DALLAS – As the surprise settles in, Texans are taking a closer look at how a Trump administration will affect this state.

In January, when Republicans control the presidency, the House and Senate, is it time to begin the conversation on immigration reform?

"I think you're going to see finally a president who will work with both parties but particularly Republicans to pass a sound legal immigration reform,” said Lt. Gov. Dan Patrick, in an interview with WFAA.

The lieutenant governor chaired Trump’s Texas campaign.

Despite Trump’s victory on Tuesday, Patrick said there are no plans to pull DPS troopers off the border which would save Texas taxpayers almost a $1 billion.

“Not yet,” he said. “We increased funding last year as I campaigned on from $250 million to $800 million. We did that. It's made a difference. But we can't secure the border by ourselves and shouldn't have to spend that kind of money but until they get ramped up and secure the border we need to be vigilant.”

How long will that take?

“I don't know Jason but it's going to be one of his top priorities," added Patrick.

With Mexico as this state’s biggest trading partner, Patrick said he did not think Trump’s rhetoric would jeopardize that trade relationship.

“No remember he's a business guy. He just wants fair deals and good deals with our trading partners. Mexico is very important to Texas and very important to the United States. It will work itself out,” said Patrick.

Wednesday, former Gov. Rick Perry posted to Instagram and sparked speculation he might be tapped for the Trump White House.

"Just got a call to make America great again. Saddle up and ride bro," wrote Perry.

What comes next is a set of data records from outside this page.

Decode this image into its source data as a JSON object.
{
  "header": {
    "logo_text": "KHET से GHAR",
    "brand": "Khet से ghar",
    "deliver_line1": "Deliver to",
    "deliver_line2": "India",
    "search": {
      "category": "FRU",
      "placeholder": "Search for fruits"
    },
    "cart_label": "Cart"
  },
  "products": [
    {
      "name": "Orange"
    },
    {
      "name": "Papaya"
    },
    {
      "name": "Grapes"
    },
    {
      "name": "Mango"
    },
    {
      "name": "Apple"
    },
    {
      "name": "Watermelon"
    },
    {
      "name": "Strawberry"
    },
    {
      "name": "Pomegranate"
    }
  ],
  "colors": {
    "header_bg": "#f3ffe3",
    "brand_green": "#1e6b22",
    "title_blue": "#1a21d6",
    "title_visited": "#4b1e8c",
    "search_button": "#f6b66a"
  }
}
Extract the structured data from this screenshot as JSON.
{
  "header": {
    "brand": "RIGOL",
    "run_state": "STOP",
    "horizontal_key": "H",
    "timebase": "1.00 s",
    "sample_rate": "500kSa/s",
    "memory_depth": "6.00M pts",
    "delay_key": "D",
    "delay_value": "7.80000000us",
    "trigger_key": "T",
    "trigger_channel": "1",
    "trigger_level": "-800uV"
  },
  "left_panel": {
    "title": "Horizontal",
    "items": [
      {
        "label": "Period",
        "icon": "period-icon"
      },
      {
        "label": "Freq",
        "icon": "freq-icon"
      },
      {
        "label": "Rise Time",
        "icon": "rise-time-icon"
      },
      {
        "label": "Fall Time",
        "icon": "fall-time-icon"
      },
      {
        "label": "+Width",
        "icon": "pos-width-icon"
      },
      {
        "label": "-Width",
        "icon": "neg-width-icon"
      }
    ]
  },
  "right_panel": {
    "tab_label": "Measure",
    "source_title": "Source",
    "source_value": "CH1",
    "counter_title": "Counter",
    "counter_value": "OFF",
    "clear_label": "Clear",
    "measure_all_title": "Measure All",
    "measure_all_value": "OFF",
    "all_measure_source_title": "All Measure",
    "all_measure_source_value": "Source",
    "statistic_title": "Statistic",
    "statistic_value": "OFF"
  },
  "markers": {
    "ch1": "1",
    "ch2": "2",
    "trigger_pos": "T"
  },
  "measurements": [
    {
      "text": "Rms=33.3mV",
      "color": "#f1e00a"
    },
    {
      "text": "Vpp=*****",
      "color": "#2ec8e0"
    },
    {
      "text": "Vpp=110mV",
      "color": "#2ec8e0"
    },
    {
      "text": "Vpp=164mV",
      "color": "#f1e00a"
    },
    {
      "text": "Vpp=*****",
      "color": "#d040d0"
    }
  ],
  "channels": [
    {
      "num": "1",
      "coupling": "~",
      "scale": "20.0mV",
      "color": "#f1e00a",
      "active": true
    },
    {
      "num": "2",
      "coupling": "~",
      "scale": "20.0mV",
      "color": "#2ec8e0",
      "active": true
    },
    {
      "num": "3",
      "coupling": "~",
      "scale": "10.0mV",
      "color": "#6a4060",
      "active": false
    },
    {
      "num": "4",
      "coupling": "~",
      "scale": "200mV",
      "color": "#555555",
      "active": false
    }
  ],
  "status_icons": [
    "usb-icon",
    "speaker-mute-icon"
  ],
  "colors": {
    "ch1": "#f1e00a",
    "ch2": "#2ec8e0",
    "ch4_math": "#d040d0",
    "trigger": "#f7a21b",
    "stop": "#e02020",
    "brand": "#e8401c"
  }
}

A spokesman for the former Texas governor did not immediately respond to requests for comment.

"Serving as a cabinet secretary would be a great way for him to end his career particularly in an area where he has a great passion. I think Commerce, Energy, Veteran's Affairs would all be really good fits,” explained Matt Mackowiak, a Republican consultant who runs Potomac Strategy Group.

He dismissed Sid Miller as a potential appointee saying the Texas Agriculture Commissioner is too controversial.

“The [agriculture] community in Texas is pretty bothered with him right now. He obviously was a loyal Trump supporter but has been very controversial. There's lots of questions about how he's run the ag department at the state level. Not sure he could get confirmed. I don't know. To me it's not all that realistic,” said Mackowiak.

Last week, Miller Tweeted out the C-word, a derogatory four-letter term describing women, when referring to Clinton. He said a staff member mistakenly did it while copying and pasting the words from someone he follows. The Tweet was taken down minutes later.

Mackowiak said Congressman Michael McCaul, R-Texas, who chairs the House Homeland Security Committee might be a possibility for Trump’s transition team.

"To me, going to the Trump cabinet closes off some pathways that he may want to continue to explore. He's exploring maybe challenging Ted Cruz in a primary. He may want to run for Texas Attorney General now or in the medium term depending on what happens," said Mackowiak.

"He would obviously be a very credible Homeland Security Secretary and I think if that's a job he wanted I think that's a job he could get. Another possibility for McCaul though I think less likely is attorney general. He was a deputy attorney general in Texas under General Cornyn. He was a terrorism prosecutor. He's a credible attorney general. My guess is there will be bigger names like Rudy Guiliani," explained Mackowiak.

Trump’s inauguration is 71 days away.

In the coming weeks, Republicans said, expect a number of high-profile appointments by the president-elect including his chief of staff, the secretary of state, secretary of defense and attorney general.